-------- Material for this exercise --------
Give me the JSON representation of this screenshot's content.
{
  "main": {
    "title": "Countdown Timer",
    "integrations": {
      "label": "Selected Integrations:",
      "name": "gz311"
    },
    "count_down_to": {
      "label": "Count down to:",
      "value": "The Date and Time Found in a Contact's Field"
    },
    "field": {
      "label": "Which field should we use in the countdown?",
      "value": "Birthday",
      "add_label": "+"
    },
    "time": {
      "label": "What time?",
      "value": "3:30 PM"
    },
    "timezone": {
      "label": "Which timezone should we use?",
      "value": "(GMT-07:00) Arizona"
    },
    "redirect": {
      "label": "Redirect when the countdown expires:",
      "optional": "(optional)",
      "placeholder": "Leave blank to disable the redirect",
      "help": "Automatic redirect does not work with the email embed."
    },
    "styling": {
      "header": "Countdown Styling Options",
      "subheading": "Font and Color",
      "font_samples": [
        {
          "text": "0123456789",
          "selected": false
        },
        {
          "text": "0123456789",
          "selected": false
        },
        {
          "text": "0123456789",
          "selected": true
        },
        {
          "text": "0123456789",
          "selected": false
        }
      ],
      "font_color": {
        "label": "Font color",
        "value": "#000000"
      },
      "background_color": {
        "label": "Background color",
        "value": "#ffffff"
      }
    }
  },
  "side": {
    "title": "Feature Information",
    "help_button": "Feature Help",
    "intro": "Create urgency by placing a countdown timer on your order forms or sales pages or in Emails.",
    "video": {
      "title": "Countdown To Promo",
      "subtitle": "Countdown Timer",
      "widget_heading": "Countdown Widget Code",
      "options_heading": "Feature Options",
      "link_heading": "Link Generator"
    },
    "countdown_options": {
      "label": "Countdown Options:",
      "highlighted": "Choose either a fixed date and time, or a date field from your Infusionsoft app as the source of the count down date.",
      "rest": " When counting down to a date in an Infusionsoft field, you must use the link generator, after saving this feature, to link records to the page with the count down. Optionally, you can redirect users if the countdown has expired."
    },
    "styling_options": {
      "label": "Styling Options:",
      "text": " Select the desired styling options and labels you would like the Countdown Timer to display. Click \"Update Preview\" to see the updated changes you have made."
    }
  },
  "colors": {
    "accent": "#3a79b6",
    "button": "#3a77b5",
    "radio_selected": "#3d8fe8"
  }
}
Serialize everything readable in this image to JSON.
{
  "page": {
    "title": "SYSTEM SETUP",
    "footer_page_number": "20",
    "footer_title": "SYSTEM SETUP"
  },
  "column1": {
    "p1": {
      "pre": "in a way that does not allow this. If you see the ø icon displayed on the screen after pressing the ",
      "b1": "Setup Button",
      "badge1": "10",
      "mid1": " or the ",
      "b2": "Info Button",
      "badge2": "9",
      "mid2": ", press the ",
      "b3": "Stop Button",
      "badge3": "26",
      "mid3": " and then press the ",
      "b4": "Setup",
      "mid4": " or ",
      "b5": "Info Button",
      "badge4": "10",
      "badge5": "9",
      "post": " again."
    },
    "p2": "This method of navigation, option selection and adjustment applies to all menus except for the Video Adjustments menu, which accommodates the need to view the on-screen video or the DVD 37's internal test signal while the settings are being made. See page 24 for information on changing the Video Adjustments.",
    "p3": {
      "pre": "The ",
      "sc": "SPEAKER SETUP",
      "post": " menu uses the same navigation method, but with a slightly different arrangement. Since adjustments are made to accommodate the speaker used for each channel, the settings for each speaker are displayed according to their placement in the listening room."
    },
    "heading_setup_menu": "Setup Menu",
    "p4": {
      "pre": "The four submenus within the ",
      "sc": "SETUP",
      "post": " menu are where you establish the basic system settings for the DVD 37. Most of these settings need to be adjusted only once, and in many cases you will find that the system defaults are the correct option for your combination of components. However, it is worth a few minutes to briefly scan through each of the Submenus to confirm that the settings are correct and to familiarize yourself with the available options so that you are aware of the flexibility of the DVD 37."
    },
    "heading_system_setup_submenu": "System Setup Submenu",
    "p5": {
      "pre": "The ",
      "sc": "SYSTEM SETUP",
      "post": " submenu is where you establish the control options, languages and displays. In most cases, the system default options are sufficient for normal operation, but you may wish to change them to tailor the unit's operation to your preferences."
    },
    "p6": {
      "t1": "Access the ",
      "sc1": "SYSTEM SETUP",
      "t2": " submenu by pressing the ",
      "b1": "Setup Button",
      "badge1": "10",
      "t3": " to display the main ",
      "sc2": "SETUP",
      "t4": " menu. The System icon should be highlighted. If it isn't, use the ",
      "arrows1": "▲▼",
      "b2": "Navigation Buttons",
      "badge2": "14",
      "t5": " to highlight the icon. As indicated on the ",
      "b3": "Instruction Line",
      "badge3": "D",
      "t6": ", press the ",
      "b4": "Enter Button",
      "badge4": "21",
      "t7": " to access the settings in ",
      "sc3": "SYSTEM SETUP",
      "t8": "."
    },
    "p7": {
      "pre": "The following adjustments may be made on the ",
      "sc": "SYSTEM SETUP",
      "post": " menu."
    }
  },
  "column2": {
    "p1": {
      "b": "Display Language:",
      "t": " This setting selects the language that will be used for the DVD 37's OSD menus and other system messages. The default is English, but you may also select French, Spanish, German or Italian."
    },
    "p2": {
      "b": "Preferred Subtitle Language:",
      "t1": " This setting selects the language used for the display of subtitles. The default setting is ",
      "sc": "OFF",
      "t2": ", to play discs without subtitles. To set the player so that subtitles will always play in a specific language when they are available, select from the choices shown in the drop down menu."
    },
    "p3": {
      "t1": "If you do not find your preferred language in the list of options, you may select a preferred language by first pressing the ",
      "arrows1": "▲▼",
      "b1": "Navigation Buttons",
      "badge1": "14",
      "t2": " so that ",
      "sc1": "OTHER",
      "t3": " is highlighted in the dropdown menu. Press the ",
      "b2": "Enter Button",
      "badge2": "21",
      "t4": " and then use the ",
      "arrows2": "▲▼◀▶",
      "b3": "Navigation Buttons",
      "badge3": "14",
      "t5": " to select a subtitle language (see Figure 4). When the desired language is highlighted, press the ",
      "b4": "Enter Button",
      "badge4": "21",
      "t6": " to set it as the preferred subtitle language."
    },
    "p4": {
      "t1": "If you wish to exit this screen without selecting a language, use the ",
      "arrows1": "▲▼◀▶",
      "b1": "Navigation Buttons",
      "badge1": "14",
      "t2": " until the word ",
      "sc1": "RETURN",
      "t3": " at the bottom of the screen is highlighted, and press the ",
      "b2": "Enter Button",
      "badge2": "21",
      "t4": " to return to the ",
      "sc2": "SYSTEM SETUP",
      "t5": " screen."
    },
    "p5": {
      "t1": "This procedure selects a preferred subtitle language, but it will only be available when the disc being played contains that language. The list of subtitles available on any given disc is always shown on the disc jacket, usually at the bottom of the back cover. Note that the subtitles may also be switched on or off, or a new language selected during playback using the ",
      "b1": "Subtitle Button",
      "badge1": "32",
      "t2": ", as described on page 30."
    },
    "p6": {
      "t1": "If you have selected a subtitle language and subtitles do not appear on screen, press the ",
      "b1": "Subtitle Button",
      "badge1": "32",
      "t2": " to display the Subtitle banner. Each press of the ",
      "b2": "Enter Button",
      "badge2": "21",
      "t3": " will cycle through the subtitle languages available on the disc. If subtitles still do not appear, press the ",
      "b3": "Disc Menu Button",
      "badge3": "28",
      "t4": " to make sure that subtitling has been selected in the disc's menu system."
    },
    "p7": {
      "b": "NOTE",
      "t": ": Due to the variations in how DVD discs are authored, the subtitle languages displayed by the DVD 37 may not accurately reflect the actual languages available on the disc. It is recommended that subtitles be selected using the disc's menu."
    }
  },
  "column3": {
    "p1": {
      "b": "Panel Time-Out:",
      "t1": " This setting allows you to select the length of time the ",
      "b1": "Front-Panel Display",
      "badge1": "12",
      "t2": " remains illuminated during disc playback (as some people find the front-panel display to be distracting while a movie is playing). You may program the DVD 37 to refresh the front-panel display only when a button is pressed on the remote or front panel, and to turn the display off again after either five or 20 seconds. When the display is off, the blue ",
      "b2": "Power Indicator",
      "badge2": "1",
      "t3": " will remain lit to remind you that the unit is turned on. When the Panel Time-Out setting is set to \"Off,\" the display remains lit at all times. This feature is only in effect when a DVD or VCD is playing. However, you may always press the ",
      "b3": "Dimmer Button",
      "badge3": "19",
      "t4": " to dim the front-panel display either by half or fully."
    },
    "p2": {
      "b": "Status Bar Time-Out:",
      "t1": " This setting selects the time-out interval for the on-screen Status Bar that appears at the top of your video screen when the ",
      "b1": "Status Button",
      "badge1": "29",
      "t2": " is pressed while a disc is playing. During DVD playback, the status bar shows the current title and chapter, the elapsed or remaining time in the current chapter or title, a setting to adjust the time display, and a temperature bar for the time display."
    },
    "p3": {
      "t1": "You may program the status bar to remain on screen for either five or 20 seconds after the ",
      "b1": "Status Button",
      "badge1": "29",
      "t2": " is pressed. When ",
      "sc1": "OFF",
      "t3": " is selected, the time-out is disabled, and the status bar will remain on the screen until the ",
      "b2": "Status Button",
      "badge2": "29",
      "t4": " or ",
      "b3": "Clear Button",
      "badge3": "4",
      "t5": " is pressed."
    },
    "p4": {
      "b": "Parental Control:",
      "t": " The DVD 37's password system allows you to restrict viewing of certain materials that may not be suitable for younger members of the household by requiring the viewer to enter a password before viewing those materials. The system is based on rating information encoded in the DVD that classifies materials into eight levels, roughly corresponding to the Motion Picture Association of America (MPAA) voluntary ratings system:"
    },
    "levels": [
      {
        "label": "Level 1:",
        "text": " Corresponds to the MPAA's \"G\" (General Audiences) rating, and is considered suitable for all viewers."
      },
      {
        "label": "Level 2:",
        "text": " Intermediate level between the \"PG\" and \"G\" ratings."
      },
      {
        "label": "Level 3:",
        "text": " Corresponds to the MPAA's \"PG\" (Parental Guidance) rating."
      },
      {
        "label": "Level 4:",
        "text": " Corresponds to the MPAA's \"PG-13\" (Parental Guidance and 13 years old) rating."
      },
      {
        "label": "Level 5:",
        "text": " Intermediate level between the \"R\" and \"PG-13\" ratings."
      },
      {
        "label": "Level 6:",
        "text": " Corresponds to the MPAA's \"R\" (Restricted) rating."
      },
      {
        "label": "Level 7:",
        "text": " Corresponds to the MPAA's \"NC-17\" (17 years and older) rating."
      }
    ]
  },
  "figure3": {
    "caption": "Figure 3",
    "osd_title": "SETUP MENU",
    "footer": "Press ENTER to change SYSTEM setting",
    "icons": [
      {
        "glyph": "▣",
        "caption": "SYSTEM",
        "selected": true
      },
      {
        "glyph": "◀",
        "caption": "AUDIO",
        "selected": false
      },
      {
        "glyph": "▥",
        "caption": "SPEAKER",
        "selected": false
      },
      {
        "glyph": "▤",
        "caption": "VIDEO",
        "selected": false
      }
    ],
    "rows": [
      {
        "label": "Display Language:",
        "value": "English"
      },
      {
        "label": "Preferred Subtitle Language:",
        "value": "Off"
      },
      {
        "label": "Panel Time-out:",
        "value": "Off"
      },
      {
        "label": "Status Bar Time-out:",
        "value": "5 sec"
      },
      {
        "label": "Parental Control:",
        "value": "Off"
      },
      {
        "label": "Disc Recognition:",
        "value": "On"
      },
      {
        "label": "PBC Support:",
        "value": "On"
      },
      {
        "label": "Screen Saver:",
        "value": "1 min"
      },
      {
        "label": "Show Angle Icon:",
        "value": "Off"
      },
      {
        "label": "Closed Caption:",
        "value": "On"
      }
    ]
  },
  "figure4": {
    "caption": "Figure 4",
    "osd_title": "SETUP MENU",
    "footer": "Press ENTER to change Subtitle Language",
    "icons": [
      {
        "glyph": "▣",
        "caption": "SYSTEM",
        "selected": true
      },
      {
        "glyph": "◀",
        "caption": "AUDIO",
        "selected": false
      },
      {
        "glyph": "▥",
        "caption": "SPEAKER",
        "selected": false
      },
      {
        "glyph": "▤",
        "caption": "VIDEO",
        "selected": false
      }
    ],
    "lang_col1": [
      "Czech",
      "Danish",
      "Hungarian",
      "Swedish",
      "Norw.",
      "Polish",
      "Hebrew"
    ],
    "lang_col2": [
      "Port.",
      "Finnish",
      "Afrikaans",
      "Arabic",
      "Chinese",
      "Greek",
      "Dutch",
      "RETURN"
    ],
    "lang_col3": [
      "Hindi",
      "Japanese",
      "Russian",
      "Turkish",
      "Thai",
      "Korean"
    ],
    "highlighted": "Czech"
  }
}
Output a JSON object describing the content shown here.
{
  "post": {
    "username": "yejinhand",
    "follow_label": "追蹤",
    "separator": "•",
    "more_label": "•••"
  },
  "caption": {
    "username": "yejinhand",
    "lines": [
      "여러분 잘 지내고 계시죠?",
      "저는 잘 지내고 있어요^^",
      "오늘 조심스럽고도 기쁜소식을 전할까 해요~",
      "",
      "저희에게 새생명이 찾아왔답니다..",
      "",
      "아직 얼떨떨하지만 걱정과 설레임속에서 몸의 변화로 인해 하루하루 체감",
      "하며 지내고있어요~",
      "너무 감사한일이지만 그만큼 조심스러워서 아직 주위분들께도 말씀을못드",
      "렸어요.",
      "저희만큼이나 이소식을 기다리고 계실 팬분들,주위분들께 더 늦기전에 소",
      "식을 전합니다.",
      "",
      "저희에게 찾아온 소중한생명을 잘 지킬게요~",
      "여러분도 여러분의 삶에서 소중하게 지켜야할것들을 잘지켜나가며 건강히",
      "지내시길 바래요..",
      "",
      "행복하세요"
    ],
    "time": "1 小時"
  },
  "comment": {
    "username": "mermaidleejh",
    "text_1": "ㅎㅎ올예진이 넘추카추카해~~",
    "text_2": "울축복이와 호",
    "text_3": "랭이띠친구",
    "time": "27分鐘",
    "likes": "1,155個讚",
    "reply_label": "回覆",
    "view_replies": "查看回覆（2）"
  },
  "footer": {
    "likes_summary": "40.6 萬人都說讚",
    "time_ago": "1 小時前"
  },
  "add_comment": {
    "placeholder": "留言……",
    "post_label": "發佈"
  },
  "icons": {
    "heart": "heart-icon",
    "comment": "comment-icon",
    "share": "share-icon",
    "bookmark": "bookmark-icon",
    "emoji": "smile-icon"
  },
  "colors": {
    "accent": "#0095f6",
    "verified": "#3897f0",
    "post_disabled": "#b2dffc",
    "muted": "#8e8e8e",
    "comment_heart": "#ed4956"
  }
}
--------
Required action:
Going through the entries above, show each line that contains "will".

Output of the task:
      "post": " menu are where you establish the basic system settings for the DVD 37. Most of these settings need to be adjusted only once, and in many cases you will find that the system defaults are the correct option for your combination of components. However, it is worth a few minutes to briefly scan through each of the Submenus to confirm that the settings are correct and to familiarize yourself with the available options so that you are aware of the flexibility of the DVD 37."
      "t": " This setting selects the language that will be used for the DVD 37's OSD menus and other system messages. The default is English, but you may also select French, Spanish, German or Italian."
      "t2": ", to play discs without subtitles. To set the player so that subtitles will always play in a specific language when they are available, select from the choices shown in the drop down menu."
      "t1": "This procedure selects a preferred subtitle language, but it will only be available when the disc being played contains that language. The list of subtitles available on any given disc is always shown on the disc jacket, usually at the bottom of the back cover. Note that the subtitles may also be switched on or off, or a new language selected during playback using the ",
      "t3": " will cycle through the subtitle languages available on the disc. If subtitles still do not appear, press the ",
      "t3": " will remain lit to remind you that the unit is turned on. When the Panel Time-Out setting is set to \"Off,\" the display remains lit at all times. This feature is only in effect when a DVD or VCD is playing. However, you may always press the ",
      "t3": " is selected, the time-out is disabled, and the status bar will remain on the screen until the ",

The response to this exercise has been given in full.